» TASK ITEM:
From the listing below, extract every line containing "label".

» DATA TO EXAMINE:
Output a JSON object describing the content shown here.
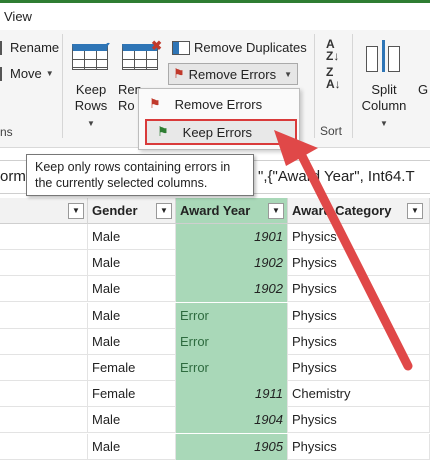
{
  "window": {
    "view_tab": "View"
  },
  "ribbon": {
    "rename": "Rename",
    "move": "Move",
    "partial_group": "ns",
    "keep_rows_line1": "Keep",
    "keep_rows_line2": "Rows",
    "remove_rows_line1": "Ren",
    "remove_rows_line2": "Ro",
    "remove_duplicates": "Remove Duplicates",
    "remove_errors": "Remove Errors",
    "sort_group": "Sort",
    "split_line1": "Split",
    "split_line2": "Column",
    "partial_right": "G"
  },
  "dropdown": {
    "items": [
      {
        "label": "Remove Errors"
      },
      {
        "label": "Keep Errors"
      }
    ]
  },
  "tooltip": {
    "line1": "Keep only rows containing errors in",
    "line2": "the currently selected columns."
  },
  "formula_bar": {
    "left": "orm",
    "right": "\",{\"Award Year\", Int64.T"
  },
  "table": {
    "columns": [
      {
        "label": ""
      },
      {
        "label": "Gender"
      },
      {
        "label": "Award Year"
      },
      {
        "label": "Award Category"
      }
    ],
    "rows": [
      {
        "gender": "Male",
        "year": "1901",
        "category": "Physics"
      },
      {
        "gender": "Male",
        "year": "1902",
        "category": "Physics"
      },
      {
        "gender": "Male",
        "year": "1902",
        "category": "Physics"
      },
      {
        "gender": "Male",
        "year": "Error",
        "category": "Physics"
      },
      {
        "gender": "Male",
        "year": "Error",
        "category": "Physics"
      },
      {
        "gender": "Female",
        "year": "Error",
        "category": "Physics"
      },
      {
        "gender": "Female",
        "year": "1911",
        "category": "Chemistry"
      },
      {
        "gender": "Male",
        "year": "1904",
        "category": "Physics"
      },
      {
        "gender": "Male",
        "year": "1905",
        "category": "Physics"
      }
    ]
  },
  "colors": {
    "accent_green": "#2e7d32",
    "selected_column": "#a9d8b8",
    "highlight_red": "#d93a3a",
    "arrow_red": "#e04848"
  }
}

» ANSWER BOX:
        "label": "Remove Errors"
        "label": "Keep Errors"
        "label": ""
        "label": "Gender"
        "label": "Award Year"
        "label": "Award Category"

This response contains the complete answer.